_DIRECTIONS:_ The data below is to be output in full, unchanged.

_DATA SHOWN:_
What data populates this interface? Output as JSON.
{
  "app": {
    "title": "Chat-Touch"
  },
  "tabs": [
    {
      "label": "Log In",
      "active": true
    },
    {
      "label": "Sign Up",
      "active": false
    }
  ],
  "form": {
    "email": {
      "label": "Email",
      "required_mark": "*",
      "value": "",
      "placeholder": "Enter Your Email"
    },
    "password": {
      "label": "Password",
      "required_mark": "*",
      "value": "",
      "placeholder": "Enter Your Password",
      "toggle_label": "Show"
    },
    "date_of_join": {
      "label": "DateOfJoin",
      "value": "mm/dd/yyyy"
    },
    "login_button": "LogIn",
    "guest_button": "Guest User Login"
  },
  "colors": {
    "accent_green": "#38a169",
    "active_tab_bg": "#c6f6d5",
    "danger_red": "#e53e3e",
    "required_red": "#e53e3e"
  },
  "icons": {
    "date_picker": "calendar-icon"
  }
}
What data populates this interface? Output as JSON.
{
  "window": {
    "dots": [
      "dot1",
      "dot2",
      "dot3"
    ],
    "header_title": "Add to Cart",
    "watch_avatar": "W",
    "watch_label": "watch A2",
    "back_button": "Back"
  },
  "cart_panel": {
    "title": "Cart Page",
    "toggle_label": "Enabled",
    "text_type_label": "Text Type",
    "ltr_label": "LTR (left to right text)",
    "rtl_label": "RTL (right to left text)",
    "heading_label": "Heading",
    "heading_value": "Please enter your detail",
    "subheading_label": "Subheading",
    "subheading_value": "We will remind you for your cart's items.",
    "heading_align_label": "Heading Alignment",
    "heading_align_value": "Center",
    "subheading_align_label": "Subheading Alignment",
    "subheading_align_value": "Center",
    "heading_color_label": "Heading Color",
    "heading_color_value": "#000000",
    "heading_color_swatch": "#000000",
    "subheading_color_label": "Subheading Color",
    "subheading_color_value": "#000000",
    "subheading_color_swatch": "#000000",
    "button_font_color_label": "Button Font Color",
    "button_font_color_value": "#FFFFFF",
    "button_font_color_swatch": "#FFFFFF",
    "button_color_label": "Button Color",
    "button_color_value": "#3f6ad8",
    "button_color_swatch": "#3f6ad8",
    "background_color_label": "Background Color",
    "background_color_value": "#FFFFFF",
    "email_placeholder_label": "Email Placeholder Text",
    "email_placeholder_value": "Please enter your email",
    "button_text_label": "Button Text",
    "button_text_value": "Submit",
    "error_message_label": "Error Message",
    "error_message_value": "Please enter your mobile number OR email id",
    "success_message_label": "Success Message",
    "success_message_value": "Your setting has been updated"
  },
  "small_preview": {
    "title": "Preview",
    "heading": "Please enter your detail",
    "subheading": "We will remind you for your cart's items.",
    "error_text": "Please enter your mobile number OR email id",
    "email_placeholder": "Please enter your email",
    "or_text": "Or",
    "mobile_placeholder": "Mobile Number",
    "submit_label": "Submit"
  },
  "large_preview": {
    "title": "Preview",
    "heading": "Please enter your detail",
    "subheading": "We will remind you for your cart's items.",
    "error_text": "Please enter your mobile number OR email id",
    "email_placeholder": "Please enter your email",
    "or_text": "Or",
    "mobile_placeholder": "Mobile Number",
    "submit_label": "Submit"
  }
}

_REPLY:_
What data populates this interface? Output as JSON.
{
  "app": {
    "title": "Chat-Touch"
  },
  "tabs": [
    {
      "label": "Log In",
      "active": true
    },
    {
      "label": "Sign Up",
      "active": false
    }
  ],
  "form": {
    "email": {
      "label": "Email",
      "required_mark": "*",
      "value": "",
      "placeholder": "Enter Your Email"
    },
    "password": {
      "label": "Password",
      "required_mark": "*",
      "value": "",
      "placeholder": "Enter Your Password",
      "toggle_label": "Show"
    },
    "date_of_join": {
      "label": "DateOfJoin",
      "value": "mm/dd/yyyy"
    },
    "login_button": "LogIn",
    "guest_button": "Guest User Login"
  },
  "colors": {
    "accent_green": "#38a169",
    "active_tab_bg": "#c6f6d5",
    "danger_red": "#e53e3e",
    "required_red": "#e53e3e"
  },
  "icons": {
    "date_picker": "calendar-icon"
  }
}
What data populates this interface? Output as JSON.
{
  "window": {
    "dots": [
      "dot1",
      "dot2",
      "dot3"
    ],
    "header_title": "Add to Cart",
    "watch_avatar": "W",
    "watch_label": "watch A2",
    "back_button": "Back"
  },
  "cart_panel": {
    "title": "Cart Page",
    "toggle_label": "Enabled",
    "text_type_label": "Text Type",
    "ltr_label": "LTR (left to right text)",
    "rtl_label": "RTL (right to left text)",
    "heading_label": "Heading",
    "heading_value": "Please enter your detail",
    "subheading_label": "Subheading",
    "subheading_value": "We will remind you for your cart's items.",
    "heading_align_label": "Heading Alignment",
    "heading_align_value": "Center",
    "subheading_align_label": "Subheading Alignment",
    "subheading_align_value": "Center",
    "heading_color_label": "Heading Color",
    "heading_color_value": "#000000",
    "heading_color_swatch": "#000000",
    "subheading_color_label": "Subheading Color",
    "subheading_color_value": "#000000",
    "subheading_color_swatch": "#000000",
    "button_font_color_label": "Button Font Color",
    "button_font_color_value": "#FFFFFF",
    "button_font_color_swatch": "#FFFFFF",
    "button_color_label": "Button Color",
    "button_color_value": "#3f6ad8",
    "button_color_swatch": "#3f6ad8",
    "background_color_label": "Background Color",
    "background_color_value": "#FFFFFF",
    "email_placeholder_label": "Email Placeholder Text",
    "email_placeholder_value": "Please enter your email",
    "button_text_label": "Button Text",
    "button_text_value": "Submit",
    "error_message_label": "Error Message",
    "error_message_value": "Please enter your mobile number OR email id",
    "success_message_label": "Success Message",
    "success_message_value": "Your setting has been updated"
  },
  "small_preview": {
    "title": "Preview",
    "heading": "Please enter your detail",
    "subheading": "We will remind you for your cart's items.",
    "error_text": "Please enter your mobile number OR email id",
    "email_placeholder": "Please enter your email",
    "or_text": "Or",
    "mobile_placeholder": "Mobile Number",
    "submit_label": "Submit"
  },
  "large_preview": {
    "title": "Preview",
    "heading": "Please enter your detail",
    "subheading": "We will remind you for your cart's items.",
    "error_text": "Please enter your mobile number OR email id",
    "email_placeholder": "Please enter your email",
    "or_text": "Or",
    "mobile_placeholder": "Mobile Number",
    "submit_label": "Submit"
  }
}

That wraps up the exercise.